AB - Many of the interviewees for the oral history project ‘100 Families’, carried out in Britain in the 1980s, described reading as part of family life. This archive supports Janice Radway’s findings in Reading the Romance (first published in 1984) that women read for escape and as a form of resistance to domestic roles, but it also shows that such findings may be applied more broadly than romance to other kinds of readers and reading material, from the novel-reading wife and the newspaper-reading father to the Joyce-scholar husband. Whereas Radway approached romance-reading women, this article develops a new kind of methodological approach with its reuse of an oral history archive, incorporating both female and male readers, and their children, spouses, and siblings. The reuse of interviews for different purposes than originally intended can avoid the imposition of disciplinary categories on data from the outset. In this case the ‘100 Families’ sample allows us to step back from any particular literary genre or reader, to draw comparisons between how different family members engage with different kinds of texts. The article questions the dichotomy between women’s and men’s reading activities, considering how the interviews describe the non-fiction reading father/husband as a solitary, absorbed figure, who in carving out time away from domestic life is comparable to the romance reader.

KW - Oral History

KW - Reuse

KW - Reading

KW - Gender

KW - Family

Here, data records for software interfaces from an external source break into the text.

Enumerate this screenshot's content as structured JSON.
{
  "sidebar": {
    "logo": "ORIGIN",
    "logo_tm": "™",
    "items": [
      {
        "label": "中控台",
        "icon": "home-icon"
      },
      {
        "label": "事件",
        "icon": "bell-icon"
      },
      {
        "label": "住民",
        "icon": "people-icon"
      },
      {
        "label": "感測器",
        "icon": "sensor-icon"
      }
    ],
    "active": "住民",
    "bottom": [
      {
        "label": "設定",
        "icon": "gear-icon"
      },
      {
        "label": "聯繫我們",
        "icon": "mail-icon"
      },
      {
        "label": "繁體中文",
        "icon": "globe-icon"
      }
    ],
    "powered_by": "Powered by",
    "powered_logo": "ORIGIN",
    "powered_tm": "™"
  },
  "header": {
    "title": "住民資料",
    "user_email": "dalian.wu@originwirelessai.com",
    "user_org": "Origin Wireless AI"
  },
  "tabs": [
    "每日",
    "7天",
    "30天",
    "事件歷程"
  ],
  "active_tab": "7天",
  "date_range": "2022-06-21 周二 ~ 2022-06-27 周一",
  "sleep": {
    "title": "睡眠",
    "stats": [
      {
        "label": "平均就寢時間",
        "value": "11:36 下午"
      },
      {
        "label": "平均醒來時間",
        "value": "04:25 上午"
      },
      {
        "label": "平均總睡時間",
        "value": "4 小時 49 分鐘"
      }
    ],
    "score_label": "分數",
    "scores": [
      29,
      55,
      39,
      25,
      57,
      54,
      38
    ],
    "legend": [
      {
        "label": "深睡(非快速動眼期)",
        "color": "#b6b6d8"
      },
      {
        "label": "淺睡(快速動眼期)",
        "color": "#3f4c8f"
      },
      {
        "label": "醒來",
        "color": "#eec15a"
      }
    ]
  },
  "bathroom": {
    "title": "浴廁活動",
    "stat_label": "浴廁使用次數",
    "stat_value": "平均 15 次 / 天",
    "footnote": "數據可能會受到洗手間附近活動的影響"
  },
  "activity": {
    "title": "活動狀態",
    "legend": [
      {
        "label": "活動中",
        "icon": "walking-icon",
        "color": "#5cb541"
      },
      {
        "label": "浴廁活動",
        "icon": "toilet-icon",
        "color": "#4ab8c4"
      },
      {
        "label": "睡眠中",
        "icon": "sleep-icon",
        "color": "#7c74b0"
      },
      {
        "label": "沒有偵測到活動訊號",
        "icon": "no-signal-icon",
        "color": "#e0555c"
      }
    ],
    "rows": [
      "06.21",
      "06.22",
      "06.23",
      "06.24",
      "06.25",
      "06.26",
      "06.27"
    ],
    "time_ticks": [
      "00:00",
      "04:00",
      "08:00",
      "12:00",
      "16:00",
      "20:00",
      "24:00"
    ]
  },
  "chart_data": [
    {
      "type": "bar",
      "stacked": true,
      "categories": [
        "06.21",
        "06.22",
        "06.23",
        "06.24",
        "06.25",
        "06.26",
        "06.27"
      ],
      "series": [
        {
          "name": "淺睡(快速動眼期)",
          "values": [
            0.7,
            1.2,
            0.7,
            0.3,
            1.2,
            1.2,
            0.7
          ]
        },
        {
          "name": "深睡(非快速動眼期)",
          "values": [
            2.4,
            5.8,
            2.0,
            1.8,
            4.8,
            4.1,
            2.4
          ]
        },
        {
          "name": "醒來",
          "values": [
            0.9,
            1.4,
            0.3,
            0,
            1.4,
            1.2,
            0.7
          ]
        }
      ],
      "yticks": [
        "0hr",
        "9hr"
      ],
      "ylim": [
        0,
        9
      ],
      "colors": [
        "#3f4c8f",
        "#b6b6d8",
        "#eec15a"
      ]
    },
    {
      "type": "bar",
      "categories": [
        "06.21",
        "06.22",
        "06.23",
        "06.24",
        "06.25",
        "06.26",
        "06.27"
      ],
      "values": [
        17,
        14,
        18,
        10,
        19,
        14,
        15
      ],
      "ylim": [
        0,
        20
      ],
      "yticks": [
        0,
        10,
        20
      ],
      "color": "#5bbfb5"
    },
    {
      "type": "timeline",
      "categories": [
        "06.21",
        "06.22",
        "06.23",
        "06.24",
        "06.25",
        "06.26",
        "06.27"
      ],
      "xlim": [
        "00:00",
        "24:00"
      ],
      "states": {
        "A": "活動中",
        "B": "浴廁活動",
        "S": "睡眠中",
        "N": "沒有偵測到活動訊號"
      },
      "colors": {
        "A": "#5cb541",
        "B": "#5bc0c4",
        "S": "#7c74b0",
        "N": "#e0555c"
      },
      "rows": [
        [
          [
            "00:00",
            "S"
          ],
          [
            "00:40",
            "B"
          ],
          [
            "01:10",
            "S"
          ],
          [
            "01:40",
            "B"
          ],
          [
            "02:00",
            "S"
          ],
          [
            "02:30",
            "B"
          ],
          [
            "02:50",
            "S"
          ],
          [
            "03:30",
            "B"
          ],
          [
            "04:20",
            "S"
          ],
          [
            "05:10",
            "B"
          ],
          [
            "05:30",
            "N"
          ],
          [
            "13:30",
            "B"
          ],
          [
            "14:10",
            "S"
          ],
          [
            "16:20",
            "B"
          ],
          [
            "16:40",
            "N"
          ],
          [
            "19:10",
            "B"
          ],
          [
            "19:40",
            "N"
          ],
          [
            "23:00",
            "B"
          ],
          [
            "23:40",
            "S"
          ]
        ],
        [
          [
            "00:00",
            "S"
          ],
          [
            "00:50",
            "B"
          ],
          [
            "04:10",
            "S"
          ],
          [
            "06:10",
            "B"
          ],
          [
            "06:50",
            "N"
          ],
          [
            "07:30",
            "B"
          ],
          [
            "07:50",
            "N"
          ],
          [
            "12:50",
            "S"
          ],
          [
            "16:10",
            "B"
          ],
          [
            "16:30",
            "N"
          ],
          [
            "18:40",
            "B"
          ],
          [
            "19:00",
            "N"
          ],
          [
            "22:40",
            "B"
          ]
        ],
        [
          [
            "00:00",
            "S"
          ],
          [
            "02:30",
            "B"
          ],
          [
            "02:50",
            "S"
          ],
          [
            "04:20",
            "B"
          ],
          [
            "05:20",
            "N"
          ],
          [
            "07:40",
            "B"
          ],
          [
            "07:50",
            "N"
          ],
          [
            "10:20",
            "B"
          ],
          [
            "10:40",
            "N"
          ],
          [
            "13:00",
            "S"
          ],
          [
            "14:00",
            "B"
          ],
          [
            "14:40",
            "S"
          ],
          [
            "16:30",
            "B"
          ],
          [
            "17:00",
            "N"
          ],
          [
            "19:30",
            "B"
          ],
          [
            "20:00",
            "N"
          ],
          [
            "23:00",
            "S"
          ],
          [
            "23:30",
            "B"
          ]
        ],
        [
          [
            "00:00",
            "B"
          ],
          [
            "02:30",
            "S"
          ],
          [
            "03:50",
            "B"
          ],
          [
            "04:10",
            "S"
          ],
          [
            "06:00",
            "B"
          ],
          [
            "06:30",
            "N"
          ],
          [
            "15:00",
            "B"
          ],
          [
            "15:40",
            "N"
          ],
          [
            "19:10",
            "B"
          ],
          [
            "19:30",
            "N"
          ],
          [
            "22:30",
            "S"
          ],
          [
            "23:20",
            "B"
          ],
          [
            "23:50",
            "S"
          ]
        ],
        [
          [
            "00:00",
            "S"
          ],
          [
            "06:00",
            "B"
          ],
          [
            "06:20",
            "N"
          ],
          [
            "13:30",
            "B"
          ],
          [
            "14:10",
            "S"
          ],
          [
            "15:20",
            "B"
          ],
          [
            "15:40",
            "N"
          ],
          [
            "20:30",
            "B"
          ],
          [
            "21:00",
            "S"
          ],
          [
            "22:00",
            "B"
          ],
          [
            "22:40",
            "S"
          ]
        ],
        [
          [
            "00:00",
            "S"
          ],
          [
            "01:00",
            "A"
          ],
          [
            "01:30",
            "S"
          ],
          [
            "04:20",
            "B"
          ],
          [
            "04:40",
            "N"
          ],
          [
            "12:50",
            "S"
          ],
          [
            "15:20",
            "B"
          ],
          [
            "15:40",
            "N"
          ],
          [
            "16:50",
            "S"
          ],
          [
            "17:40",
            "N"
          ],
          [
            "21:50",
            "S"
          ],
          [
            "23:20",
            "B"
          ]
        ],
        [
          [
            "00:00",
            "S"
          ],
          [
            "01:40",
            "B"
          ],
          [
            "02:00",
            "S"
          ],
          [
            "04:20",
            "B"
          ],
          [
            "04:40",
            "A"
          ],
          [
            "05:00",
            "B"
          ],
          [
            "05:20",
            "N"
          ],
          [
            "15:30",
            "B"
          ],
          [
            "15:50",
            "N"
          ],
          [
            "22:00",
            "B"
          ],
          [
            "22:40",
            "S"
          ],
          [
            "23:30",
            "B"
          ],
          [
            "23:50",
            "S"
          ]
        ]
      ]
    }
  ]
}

KW - Methodology

M3 - Article

VL - 16

SP - 554

EP - 581

JO - Participations

JF - Participations

SN - 1749-8716

IS - 1

ER -